Give back each entry word for word, but drop the images.
*** Data extracts ***
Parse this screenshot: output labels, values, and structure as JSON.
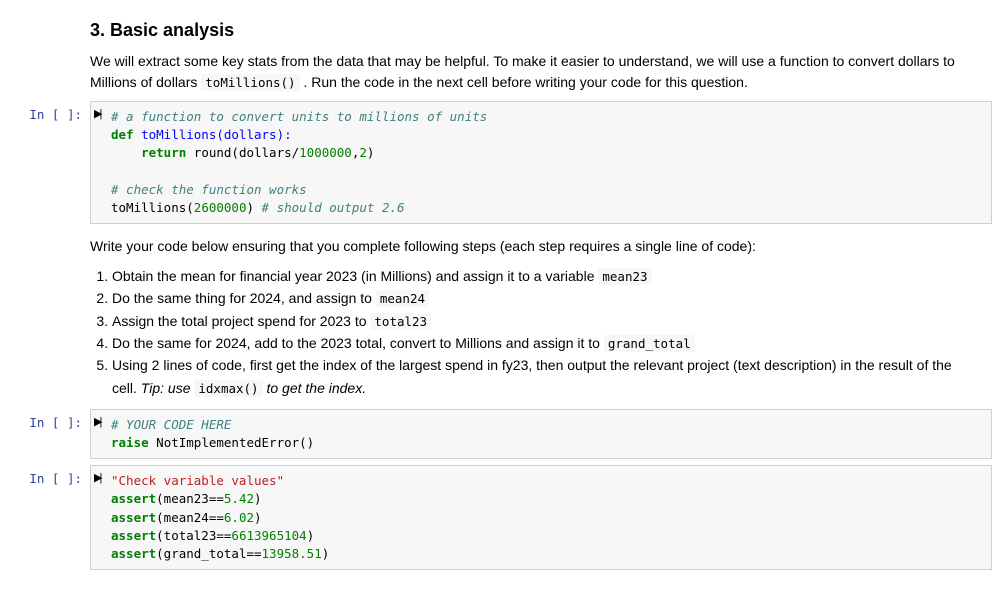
{
  "heading": "3. Basic analysis",
  "intro_part1": "We will extract some key stats from the data that may be helpful. To make it easier to understand, we will use a function to convert dollars to Millions of dollars ",
  "intro_code": "toMillions()",
  "intro_part2": " . Run the code in the next cell before writing your code for this question.",
  "prompt_label": "In [ ]:",
  "cell1": {
    "c1": "# a function to convert units to millions of units",
    "kw_def": "def",
    "fn_name": " toMillions(dollars):",
    "kw_return": "return",
    "ret_expr1": " round(dollars/",
    "num_million": "1000000",
    "ret_expr2": ",",
    "num_two": "2",
    "ret_expr3": ")",
    "c2": "# check the function works",
    "call1": "toMillions(",
    "num_check": "2600000",
    "call2": ") ",
    "c3": "# should output 2.6"
  },
  "instructions": "Write your code below ensuring that you complete following steps (each step requires a single line of code):",
  "steps": {
    "s1a": "Obtain the mean for financial year 2023 (in Millions) and assign it to a variable ",
    "s1code": "mean23",
    "s2a": "Do the same thing for 2024, and assign to ",
    "s2code": "mean24",
    "s3a": "Assign the total project spend for 2023 to ",
    "s3code": "total23",
    "s4a": "Do the same for 2024, add to the 2023 total, convert to Millions and assign it to ",
    "s4code": "grand_total",
    "s5a": "Using 2 lines of code, first get the index of the largest spend in fy23, then output the relevant project (text description) in the result of the cell. ",
    "s5tip": "Tip: use ",
    "s5code": "idxmax()",
    "s5b": " to get the index."
  },
  "cell2": {
    "c1": "# YOUR CODE HERE",
    "kw_raise": "raise",
    "err": " NotImplementedError()"
  },
  "cell3": {
    "str1": "\"Check variable values\"",
    "kw_assert": "assert",
    "a1a": "(mean23==",
    "a1n": "5.42",
    "a1b": ")",
    "a2a": "(mean24==",
    "a2n": "6.02",
    "a2b": ")",
    "a3a": "(total23==",
    "a3n": "6613965104",
    "a3b": ")",
    "a4a": "(grand_total==",
    "a4n": "13958.51",
    "a4b": ")"
  }
}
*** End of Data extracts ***
### [Answer to this problem]
Parse this screenshot: output labels, values, and structure as JSON.
{
  "heading": "3. Basic analysis",
  "intro_part1": "We will extract some key stats from the data that may be helpful. To make it easier to understand, we will use a function to convert dollars to Millions of dollars ",
  "intro_code": "toMillions()",
  "intro_part2": " . Run the code in the next cell before writing your code for this question.",
  "prompt_label": "In [ ]:",
  "cell1": {
    "c1": "# a function to convert units to millions of units",
    "kw_def": "def",
    "fn_name": " toMillions(dollars):",
    "kw_return": "return",
    "ret_expr1": " round(dollars/",
    "num_million": "1000000",
    "ret_expr2": ",",
    "num_two": "2",
    "ret_expr3": ")",
    "c2": "# check the function works",
    "call1": "toMillions(",
    "num_check": "2600000",
    "call2": ") ",
    "c3": "# should output 2.6"
  },
  "instructions": "Write your code below ensuring that you complete following steps (each step requires a single line of code):",
  "steps": {
    "s1a": "Obtain the mean for financial year 2023 (in Millions) and assign it to a variable ",
    "s1code": "mean23",
    "s2a": "Do the same thing for 2024, and assign to ",
    "s2code": "mean24",
    "s3a": "Assign the total project spend for 2023 to ",
    "s3code": "total23",
    "s4a": "Do the same for 2024, add to the 2023 total, convert to Millions and assign it to ",
    "s4code": "grand_total",
    "s5a": "Using 2 lines of code, first get the index of the largest spend in fy23, then output the relevant project (text description) in the result of the cell. ",
    "s5tip": "Tip: use ",
    "s5code": "idxmax()",
    "s5b": " to get the index."
  },
  "cell2": {
    "c1": "# YOUR CODE HERE",
    "kw_raise": "raise",
    "err": " NotImplementedError()"
  },
  "cell3": {
    "str1": "\"Check variable values\"",
    "kw_assert": "assert",
    "a1a": "(mean23==",
    "a1n": "5.42",
    "a1b": ")",
    "a2a": "(mean24==",
    "a2n": "6.02",
    "a2b": ")",
    "a3a": "(total23==",
    "a3n": "6613965104",
    "a3b": ")",
    "a4a": "(grand_total==",
    "a4n": "13958.51",
    "a4b": ")"
  }
}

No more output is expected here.